New Zealand’s Beastwars popped up on my radar with their excellent Blood Becomes Fire album in 2013. They impressed me with their bruising style of doomy sludge metal, combining the heft of Leviathan-era Mastodon and molten riffage of High on Fire before injecting subtle doses of ’90s grunge, prog and classic rock influences into the mix. Although they have their notable influences, Beastwars have a unique voice and showcase the songwriting chops and individuality to stand out from the crowded sludge metal field. Above all Beastwars harness an ability to craft bone-jarringly heavy and deeply infectious sludge-doom songs condensed into easily digestible capsules of metal goodness. And unlike a lot of sludge and doom bands, Beastwars are careful not to overstay their welcome, keeping things relatively short and punchy and sticking closely to their songwriting fundamentals and simple ‘obey the riff’ motto. Add the wildly unique grizzled growls of vocalist and trump card Matt Hyde and Beastwars are a formidable force, deserving wider recognition beyond their respected status in the Southern Hemisphere.

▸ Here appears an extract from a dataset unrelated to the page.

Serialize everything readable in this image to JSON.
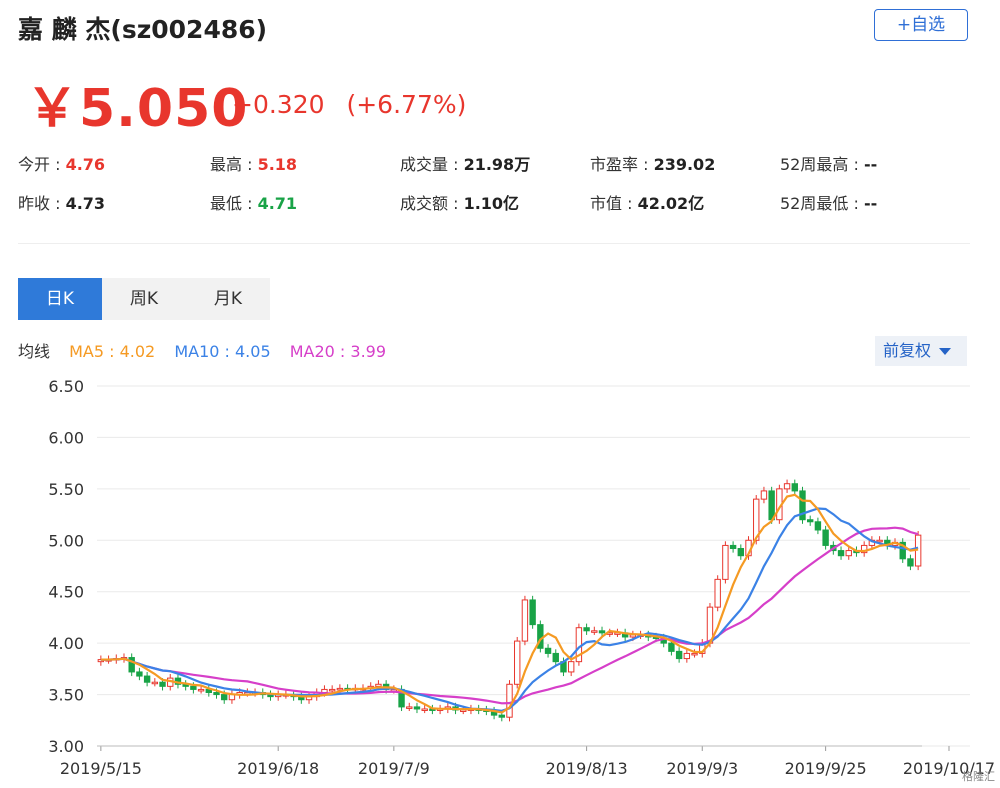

The Death of All Things signals the final chapter in the band’s conceptual post-apocalyptic trilogy and it’s a monstrous outing, boasting riffs thicker than a lumberjacks beard and earth shaking rhythms reminiscent of the band’s mountainous homeland. Beastwars get straight down to business, opening the album on a strong note through the hooky blood and thunder crunch and off-kilter lurch of “Call to the Mountain.” The song kicks into gear in rumbling, fist-pumping style, as fat crunching riffs, quaking waves of bass and caveman clubbing drums unfold around Hyde’s gruff, passionate howls and perfectly unrefined cleans. Hyde’s vocals are a raw weapon of destruction, both tremendously powerful and surprisingly versatile, often elevating solid tunes to the next level and leaving trails of raggedly infectious vocal hooks in his wake. Not to be outdone, guitarist Clayton Anderson couples his scuzzy, lurching sludge-doom riffs with slick embellishments and tasty guitar licks, venturing outside the paradigms of his sludgy roots.
Beastwars breathe new life into the age old trend of soft-loud rock dynamics, letting the quieter sections simmer and boil with barely restrained tension and menace before erupting into the kind of hulking riffs and explosive vocals that define the superb “Devils of Last Night” and the upbeat slow burning rock fuse of “Witches.” Their stringent self-editing process works wonders in how punchy and palatable their muscular metal comes across, meshing gruff skyscraping hooks and refreshing accessibility without compromising their bulldozing heaviness. Riding a laid-back stoner fuzz groove, the delightfully catchy “Black Days” is like the Beastwars equivalent of Mastodon’s “Curl of the Burl” minus the mainstream pandering and featuring far grittier, inspired vocals and an earworm chorus.
The Death of All Things could perhaps be labeled a tad top heavy, but it’s not courtesy of a dramatic loss of momentum, rather a slight shift in tact due to the less immediate, moody and slightly restrained nature of the material that permeates the album’s second half. Following a trippy, cruisy intro “Holy Man” descends into darkness as a mournful melody takes hold and undercuts crashing outbursts and an impassioned and totally unhinged vocal performance from that man Hyde again. Backed by acoustic guitar and beautiful violin melodies, the foreboding and morbid balladry of “The Devil Took Her” is a stripped back and masterful change-up from the band, adding another string to the album’s bow. Produced by Beastwars and James Goldsmith, mixed by Andrew Schneider (Unsane) and mastered by Brad Boatright (Sleep, Windhand), The Death of All Things sounds massive, an immense vessel of sonic heft and power. Unfortunately it’s also quite loud. Not to the point of discomfort but the compression slightly dulls those soft-loud dynamics the band execute so well and I can only wonder how much more amazing this could sound with a bit more breathing space.
Fronted by a wise, fiercely unique and deranged preacher and sounding like an unholy stoner bastard child of Mastodon, High on Fire, Soundgarden and Crowbar, Beastwars pack an almighty punch and land their hooks with a thudding, reverberating impact. Hopefully the end of the trilogy will herald in a new chapter for the band and not halt the impressive progress they have made in their career thus far, as The Death of All Things is an emotion charged, gutsy and memorable listen that should catapult the band’s under-appreciated profile on the back of another triumph.